How to make a flat white

The flat white is a little beverage that has taken South Africa by storm in recent years – there’s just something about the combination of steamed milk and espresso. Being the order of the day here in our Yuppiechef Test Kitchen and lucky to be armed with our Rancilio Silvia, here are a few tips on how to make a flat white at home.


Although similar to a cappuccino, these two caffeinated drinks are by no means the same. A cappuccino consists of espresso, hot milk and is topped with foam (that’s usually the larger bubbled frothy milk that needs to be spooned off because it’s so light). A flat white, however, is espresso blended only with velvety microfoam.

The flavour of your flat white will be determined by the quality of your espresso and the temperature and texture of the milk. Head this way for tips on pulling the perfect espresso.

The trick to pouring a great looking flat white, with beautiful latte art, lies in the creation of microfoam: steamed milk with a thick, velvety texture and no large bubbles. The better your steamer, the better your microfoam.

Here’s how to make perfect microfoam:

1. Pour as much milk as you need, one cup for each cup of coffee you are going to prepare. Keep in mind that when you have finished steaming, the volume will have almost doubled. The Rancilio Silvia is capable of steaming a large jug of milk which will be enough for two or three cups depending on how milky you like your coffee.

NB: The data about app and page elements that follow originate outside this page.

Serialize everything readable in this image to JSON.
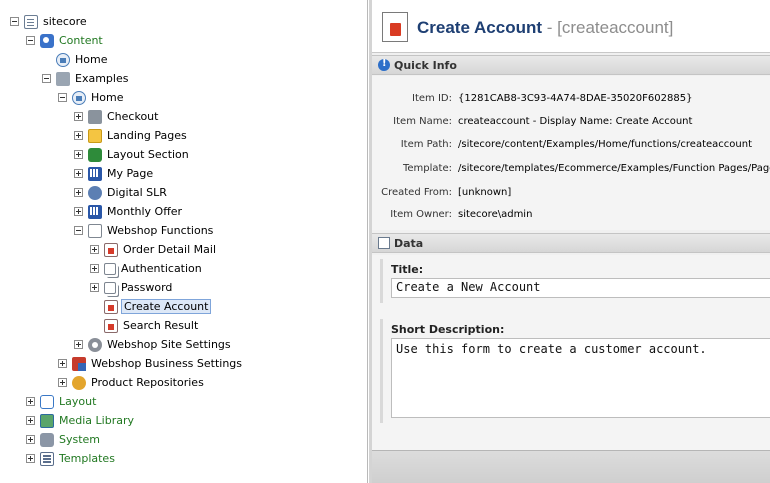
{
  "tree": {
    "nodes": [
      {
        "label": "sitecore",
        "icon": "page-icon",
        "green": false
      },
      {
        "label": "Content",
        "icon": "content-icon",
        "green": true
      },
      {
        "label": "Home",
        "icon": "home-icon",
        "green": false
      },
      {
        "label": "Examples",
        "icon": "examples-icon",
        "green": false
      },
      {
        "label": "Home",
        "icon": "home-icon",
        "green": false
      },
      {
        "label": "Checkout",
        "icon": "cart-icon",
        "green": false
      },
      {
        "label": "Landing Pages",
        "icon": "folder-icon",
        "green": false
      },
      {
        "label": "Layout Section",
        "icon": "layout-section-icon",
        "green": false
      },
      {
        "label": "My Page",
        "icon": "grid-icon",
        "green": false
      },
      {
        "label": "Digital SLR",
        "icon": "camera-icon",
        "green": false
      },
      {
        "label": "Monthly Offer",
        "icon": "grid-icon",
        "green": false
      },
      {
        "label": "Webshop Functions",
        "icon": "document-icon",
        "green": false
      },
      {
        "label": "Order Detail Mail",
        "icon": "red-page-icon",
        "green": false
      },
      {
        "label": "Authentication",
        "icon": "pages-icon",
        "green": false
      },
      {
        "label": "Password",
        "icon": "pages-icon",
        "green": false
      },
      {
        "label": "Create Account",
        "icon": "red-page-icon",
        "green": false
      },
      {
        "label": "Search Result",
        "icon": "red-page-icon",
        "green": false
      },
      {
        "label": "Webshop Site Settings",
        "icon": "gear-icon",
        "green": false
      },
      {
        "label": "Webshop Business Settings",
        "icon": "business-icon",
        "green": false
      },
      {
        "label": "Product Repositories",
        "icon": "box-icon",
        "green": false
      },
      {
        "label": "Layout",
        "icon": "layout-icon",
        "green": true
      },
      {
        "label": "Media Library",
        "icon": "media-icon",
        "green": true
      },
      {
        "label": "System",
        "icon": "system-icon",
        "green": true
      },
      {
        "label": "Templates",
        "icon": "templates-icon",
        "green": true
      }
    ]
  },
  "header": {
    "title": "Create Account",
    "subtitle": " - [createaccount]"
  },
  "quick_info": {
    "section_title": "Quick Info",
    "rows": [
      {
        "label": "Item ID:",
        "value": "{1281CAB8-3C93-4A74-8DAE-35020F602885}"
      },
      {
        "label": "Item Name:",
        "value": "createaccount - Display Name: Create Account"
      },
      {
        "label": "Item Path:",
        "value": "/sitecore/content/Examples/Home/functions/createaccount"
      },
      {
        "label": "Template:",
        "value": "/sitecore/templates/Ecommerce/Examples/Function Pages/Page"
      },
      {
        "label": "Created From:",
        "value": "[unknown]"
      },
      {
        "label": "Item Owner:",
        "value": "sitecore\\admin"
      }
    ]
  },
  "data_section": {
    "section_title": "Data",
    "title_label": "Title:",
    "title_value": "Create a New Account",
    "short_desc_label": "Short Description:",
    "short_desc_value": "Use this form to create a customer account."
  },
  "colors": {
    "header_title": "#1e3f73",
    "green_node": "#217821",
    "selection": "#dde8f7"
  }
}
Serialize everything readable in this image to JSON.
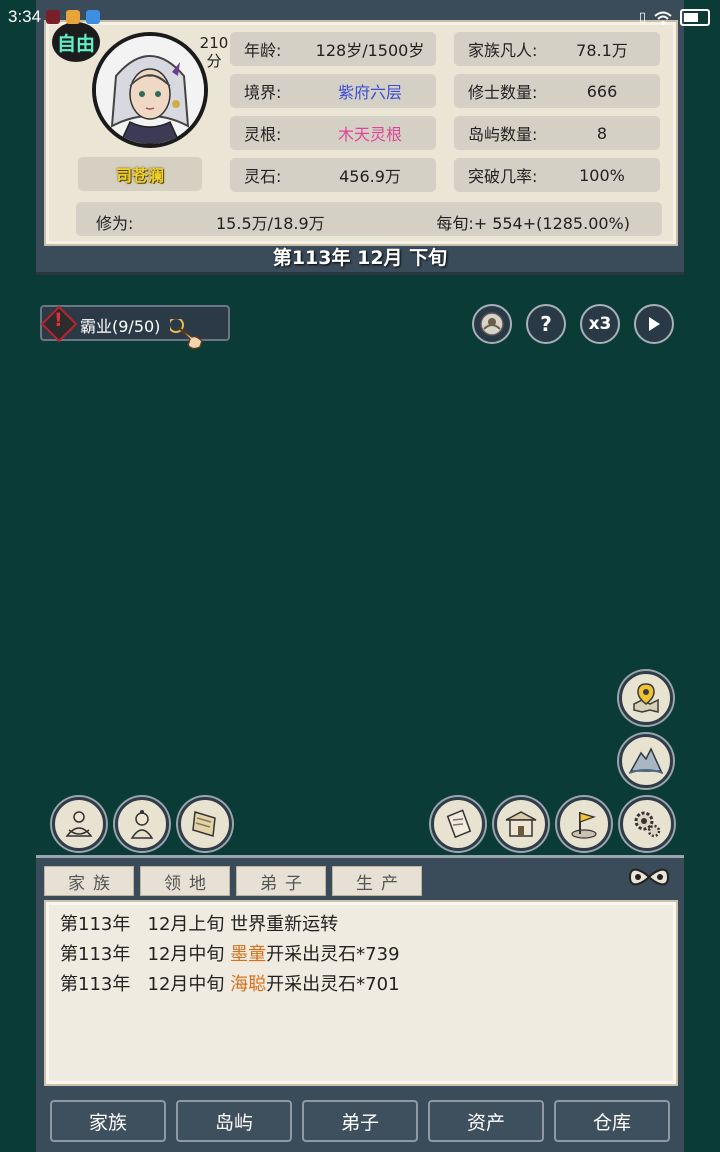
{
  "status_bar": {
    "time": "3:34",
    "icons": [
      "app-notify-icon",
      "weibo-icon",
      "cloud-icon",
      "vibrate-icon",
      "wifi-icon",
      "battery-icon"
    ]
  },
  "profile": {
    "badge": "自由",
    "score_value": "210",
    "score_unit": "分",
    "name": "司苍澜"
  },
  "stats": {
    "age_label": "年龄:",
    "age_value": "128岁/1500岁",
    "realm_label": "境界:",
    "realm_value": "紫府六层",
    "root_label": "灵根:",
    "root_value": "木天灵根",
    "stone_label": "灵石:",
    "stone_value": "456.9万",
    "mortals_label": "家族凡人:",
    "mortals_value": "78.1万",
    "cultivators_label": "修士数量:",
    "cultivators_value": "666",
    "islands_label": "岛屿数量:",
    "islands_value": "8",
    "breakthrough_label": "突破几率:",
    "breakthrough_value": "100%",
    "cultivation_label": "修为:",
    "cultivation_value": "15.5万/18.9万",
    "per_period": "每旬:+ 554+(1285.00%)"
  },
  "colors": {
    "realm": "#3a4fd6",
    "root": "#e0459a",
    "highlight": "#d8701a",
    "background": "#0b3b36"
  },
  "date": "第113年 12月 下旬",
  "quest": {
    "label": "霸业(9/50)"
  },
  "controls": {
    "speed_label": "x3"
  },
  "log_tabs": [
    "家族",
    "领地",
    "弟子",
    "生产"
  ],
  "log": [
    {
      "year": "第113年",
      "period": "12月上旬",
      "name": "",
      "text": "世界重新运转"
    },
    {
      "year": "第113年",
      "period": "12月中旬",
      "name": "墨童",
      "text": "开采出灵石*739"
    },
    {
      "year": "第113年",
      "period": "12月中旬",
      "name": "海聪",
      "text": "开采出灵石*701"
    }
  ],
  "bottom_nav": [
    "家族",
    "岛屿",
    "弟子",
    "资产",
    "仓库"
  ]
}
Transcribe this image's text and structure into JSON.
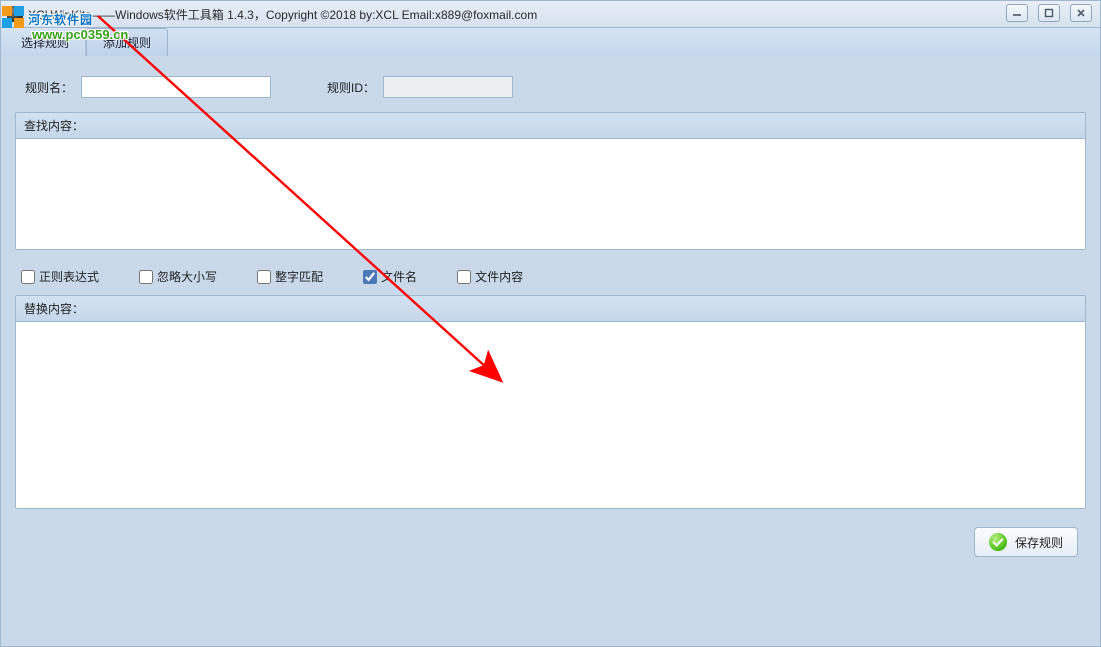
{
  "window": {
    "title": "XCLWinKits——Windows软件工具箱    1.4.3，Copyright ©2018 by:XCL Email:x889@foxmail.com"
  },
  "tabs": {
    "select_rule": "选择规则",
    "add_rule": "添加规则"
  },
  "fields": {
    "rule_name_label": "规则名：",
    "rule_name_value": "",
    "rule_id_label": "规则ID：",
    "rule_id_value": ""
  },
  "groups": {
    "find_header": "查找内容：",
    "find_value": "",
    "replace_header": "替换内容：",
    "replace_value": ""
  },
  "checks": {
    "regex": "正则表达式",
    "ignore_case": "忽略大小写",
    "whole_word": "整字匹配",
    "file_name": "文件名",
    "file_content": "文件内容"
  },
  "checks_state": {
    "regex": false,
    "ignore_case": false,
    "whole_word": false,
    "file_name": true,
    "file_content": false
  },
  "buttons": {
    "save_rule": "保存规则"
  },
  "watermark": {
    "top": "河东软件园",
    "bottom": "www.pc0359.cn"
  }
}
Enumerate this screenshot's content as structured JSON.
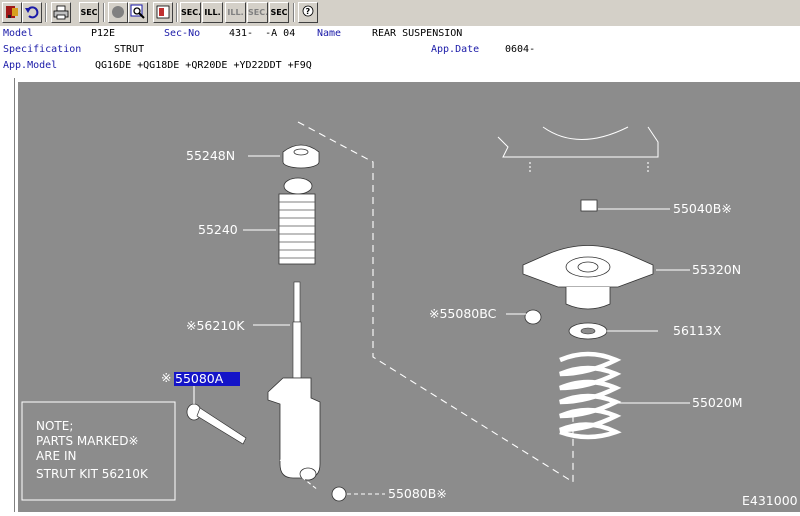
{
  "toolbar": {
    "buttons": [
      {
        "name": "exit-icon",
        "text": ""
      },
      {
        "name": "undo-icon",
        "text": ""
      },
      {
        "name": "print-icon",
        "text": ""
      },
      {
        "name": "sec-list-icon",
        "text": "SEC"
      },
      {
        "name": "record-icon",
        "text": ""
      },
      {
        "name": "search-icon",
        "text": ""
      },
      {
        "name": "catalog-icon",
        "text": ""
      },
      {
        "name": "prev-sec-icon",
        "text": "SEC."
      },
      {
        "name": "prev-ill-icon",
        "text": "ILL."
      },
      {
        "name": "next-ill-icon",
        "text": "ILL."
      },
      {
        "name": "next-sec-icon",
        "text": "SEC."
      },
      {
        "name": "sec-jump-icon",
        "text": "SEC"
      },
      {
        "name": "help-icon",
        "text": ""
      }
    ]
  },
  "header": {
    "model_label": "Model",
    "model_value": "P12E",
    "secno_label": "Sec-No",
    "secno_value": "431-  -A 04",
    "name_label": "Name",
    "name_value": "REAR SUSPENSION",
    "spec_label": "Specification",
    "spec_value": "STRUT",
    "appdate_label": "App.Date",
    "appdate_value": "0604-",
    "appmodel_label": "App.Model",
    "appmodel_value": "QG16DE +QG18DE +QR20DE +YD22DDT +F9Q"
  },
  "diagram": {
    "parts": {
      "p55248N": "55248N",
      "p55240": "55240",
      "p56210K": "※56210K",
      "p55080A": "55080A",
      "p55040B": "55040B※",
      "p55320N": "55320N",
      "p55080BC": "※55080BC",
      "p56113X": "56113X",
      "p55020M": "55020M",
      "p55080B": "55080B※"
    },
    "selected_prefix": "※",
    "note": {
      "line1": "NOTE;",
      "line2": "PARTS MARKED※",
      "line3": "ARE IN",
      "line4": "STRUT KIT 56210K"
    },
    "illustration_id": "E431000"
  },
  "colors": {
    "canvas": "#8c8c8c",
    "selection": "#1414c8",
    "label": "#1a1aa8"
  }
}
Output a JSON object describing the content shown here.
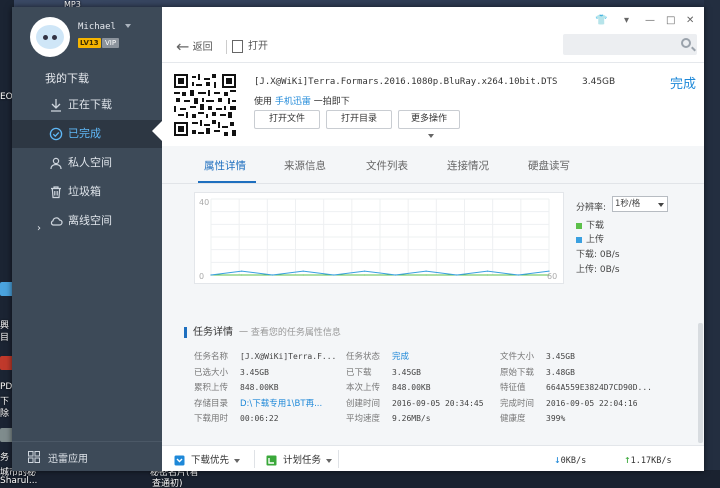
{
  "desktop": {
    "top_file_label": "MP3",
    "left_labels": [
      "EO",
      "興",
      "目",
      "PD",
      "下",
      "除",
      "务"
    ],
    "bottom_labels": [
      "城市的秘",
      "Sharul...",
      "秘密名片(看",
      "查通初)"
    ]
  },
  "user": {
    "name": "Michael",
    "level": "LV13",
    "vip": "VIP"
  },
  "sidebar": {
    "title": "我的下载",
    "items": [
      {
        "label": "正在下载"
      },
      {
        "label": "已完成"
      },
      {
        "label": "私人空间"
      },
      {
        "label": "垃圾箱"
      },
      {
        "label": "离线空间"
      }
    ],
    "bottom_label": "迅雷应用"
  },
  "topbar": {
    "back_label": "返回",
    "open_label": "打开",
    "search_placeholder": ""
  },
  "file": {
    "name": "[J.X@WiKi]Terra.Formars.2016.1080p.BluRay.x264.10bit.DTS",
    "size": "3.45GB",
    "status": "完成",
    "scan_prefix": "使用",
    "scan_link": "手机迅雷",
    "scan_suffix": "一拍即下",
    "buttons": {
      "open_file": "打开文件",
      "open_dir": "打开目录",
      "more": "更多操作"
    }
  },
  "tabs": [
    "属性详情",
    "来源信息",
    "文件列表",
    "连接情况",
    "硬盘读写"
  ],
  "chart": {
    "y_label_top": "40",
    "y_label_bottom": "0",
    "x_label_right": "60",
    "rate_label": "分辨率:",
    "rate_value": "1秒/格",
    "legend_download": "下载",
    "legend_upload": "上传",
    "download_speed": "下载: 0B/s",
    "upload_speed": "上传: 0B/s",
    "colors": {
      "download": "#5cc04a",
      "upload": "#3aa0e0"
    }
  },
  "chart_data": {
    "type": "area",
    "xlabel": "",
    "ylabel": "",
    "ylim": [
      0,
      40
    ],
    "series": [
      {
        "name": "下载",
        "values": [
          0,
          0,
          0,
          0,
          0,
          0,
          0,
          0,
          0,
          0,
          0,
          0
        ]
      },
      {
        "name": "上传",
        "values": [
          0,
          1,
          0,
          1,
          0,
          1,
          0,
          1,
          0,
          1,
          0,
          1
        ]
      }
    ]
  },
  "task": {
    "title": "任务详情",
    "hint": "一 查看您的任务属性信息",
    "rows": [
      [
        {
          "k": "任务名称",
          "v": "[J.X@WiKi]Terra.F..."
        },
        {
          "k": "任务状态",
          "v": "完成",
          "blue": true
        },
        {
          "k": "文件大小",
          "v": "3.45GB"
        }
      ],
      [
        {
          "k": "已选大小",
          "v": "3.45GB"
        },
        {
          "k": "已下载",
          "v": "3.45GB"
        },
        {
          "k": "原始下载",
          "v": "3.48GB"
        }
      ],
      [
        {
          "k": "累积上传",
          "v": "848.00KB"
        },
        {
          "k": "本次上传",
          "v": "848.00KB"
        },
        {
          "k": "特征值",
          "v": "664A559E3824D7CD90D..."
        }
      ],
      [
        {
          "k": "存储目录",
          "v": "D:\\下载专用1\\BT再...",
          "blue": true
        },
        {
          "k": "创建时间",
          "v": "2016-09-05 20:34:45"
        },
        {
          "k": "完成时间",
          "v": "2016-09-05 22:04:16"
        }
      ],
      [
        {
          "k": "下载用时",
          "v": "00:06:22"
        },
        {
          "k": "平均速度",
          "v": "9.26MB/s"
        },
        {
          "k": "健康度",
          "v": "399%"
        }
      ]
    ]
  },
  "status": {
    "priority": "下载优先",
    "plan": "计划任务",
    "down_speed": "0KB/s",
    "up_speed": "1.17KB/s"
  }
}
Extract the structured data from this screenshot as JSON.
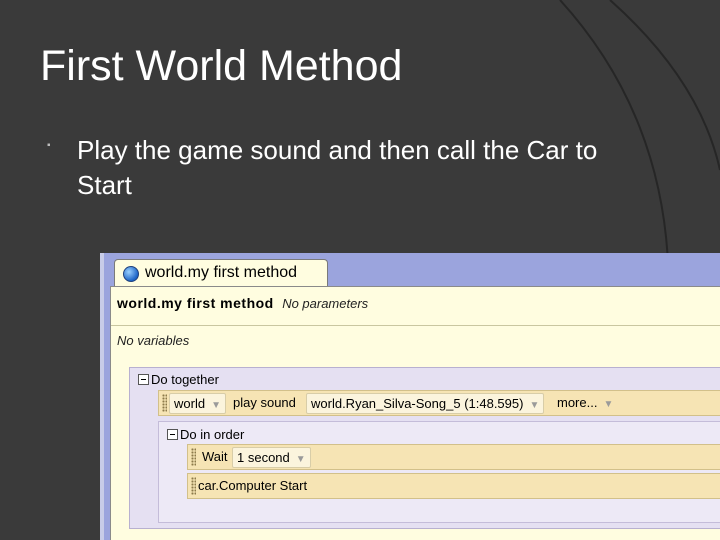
{
  "slide": {
    "title": "First World Method",
    "bullet": "Play the game sound and then call the Car to Start"
  },
  "editor": {
    "tab_label": "world.my first method",
    "method_name": "world.my first method",
    "parameters": "No parameters",
    "variables": "No variables",
    "do_together": {
      "label": "Do together",
      "statement": {
        "object": "world",
        "method": "play sound",
        "sound": "world.Ryan_Silva-Song_5 (1:48.595)",
        "more": "more..."
      }
    },
    "do_in_order": {
      "label": "Do in order",
      "wait": {
        "label": "Wait",
        "value": "1 second"
      },
      "call": "car.Computer Start"
    }
  },
  "colors": {
    "slide_bg": "#3a3a3a",
    "editor_frame": "#9ba4dd",
    "panel": "#fffde0",
    "code_bg": "#e5e0f2",
    "statement": "#f6e4b4"
  }
}
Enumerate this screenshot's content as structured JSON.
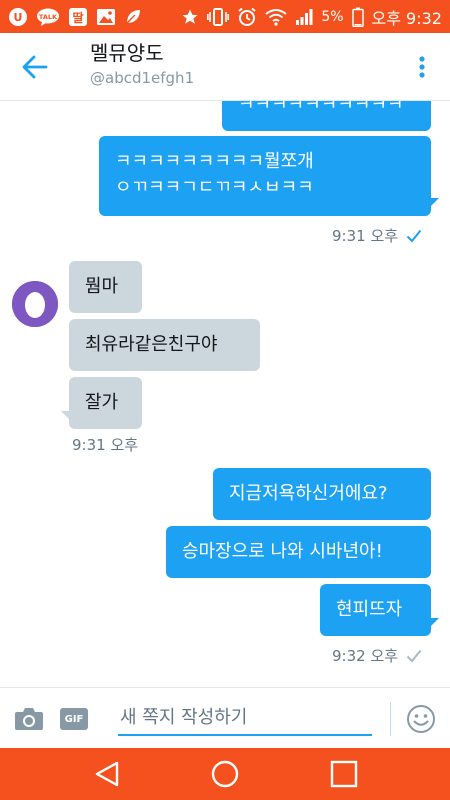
{
  "status_bar": {
    "left_icons": [
      "u-plus-icon",
      "kakaotalk-icon",
      "ttal-app-icon",
      "image-icon",
      "leaf-icon"
    ],
    "talk_badge": "TALK",
    "ttal_badge": "딸",
    "u_badge": "U",
    "battery": "5%",
    "time": "오후 9:32"
  },
  "header": {
    "title": "멜뮤양도",
    "handle": "@abcd1efgh1"
  },
  "messages": [
    {
      "id": "m1",
      "direction": "outgoing",
      "text": "ㅋㅋㅋㅋㅋㅋㅋㅋㅋㅋ"
    },
    {
      "id": "m2",
      "direction": "outgoing",
      "lines": [
        "ㅋㅋㅋㅋㅋㅋㅋㅋㅋ뭘쪼개",
        "ㅇㄲㅋㅋㄱㄷㄲㅋㅅㅂㅋㅋ"
      ]
    },
    {
      "id": "m3",
      "direction": "incoming",
      "text": "뭠마"
    },
    {
      "id": "m4",
      "direction": "incoming",
      "text": "최유라같은친구야"
    },
    {
      "id": "m5",
      "direction": "incoming",
      "text": "잘가"
    },
    {
      "id": "m6",
      "direction": "outgoing",
      "text": "지금저욕하신거에요?"
    },
    {
      "id": "m7",
      "direction": "outgoing",
      "text": "승마장으로 나와 시바년아!"
    },
    {
      "id": "m8",
      "direction": "outgoing",
      "text": "현피뜨자"
    }
  ],
  "timestamps": {
    "out_1": "9:31 오후",
    "in_1": "9:31 오후",
    "out_2": "9:32 오후"
  },
  "composer": {
    "placeholder": "새 쪽지 작성하기",
    "gif_label": "GIF"
  },
  "colors": {
    "accent": "#1da1f2",
    "status_bar": "#f4511e",
    "incoming_bubble": "#ccd6dd",
    "avatar": "#7e57c2"
  }
}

2. Purge the steam wand by turning it on briefly; this expels any excess water sitting in the system.


3. Position the tip of the steam wand just below the surface of the milk at about a 15 degree angle. Turn the steamer on to full pressure.


4. Stretch the milk by playing with its surface with the tip of the steam wand. The volume of the milk will slowly increase, be sure to keep the tip of the steam wand just submerged. It’s a delicate motion which takes a few seconds depending on your machine and it should sound like a sheet of paper tearing.

5. After the volume has increased by about two thirds, submerge the tip further below the surface of the milk. Hold the jug at an angle that creates a furious spin, mixing in the fine air bubbles you have created as thoroughly as possible. Keep your hand on the side of the pitcher during the process, when it becomes too hot to touch, you’re done. This should be roughly 67°C, a thermometer can come in handy here, too.


6. Once you’ve removed your pitcher, purge and wipe the steam wand with a damp cloth. This ejects any residual milk and prevents it from burning a nasty mess into the steam wand.
7. Swirl and knock the pitcher once or twice to dislodge any large bubbles. The ideal texture should resemble glossy, wet paint.
8. Pour your milk as soon as possible before it has the chance to separate. Hold the jug close to the surface of the espresso and pour confidently.


Place a finger on either side of the jug for better control. The slightest tip of the wrist will result in latte art, the signature of the practiced barista.


Remember, the temperature and texture of the microfoam is key – it takes a bit of practice to get the knack of but, once you have mastered the technique, the rewards are sweet.


Head this way to check out our range of manual coffee machines and milk pitchers.

And of course what would a cuppa be without some top quality beans?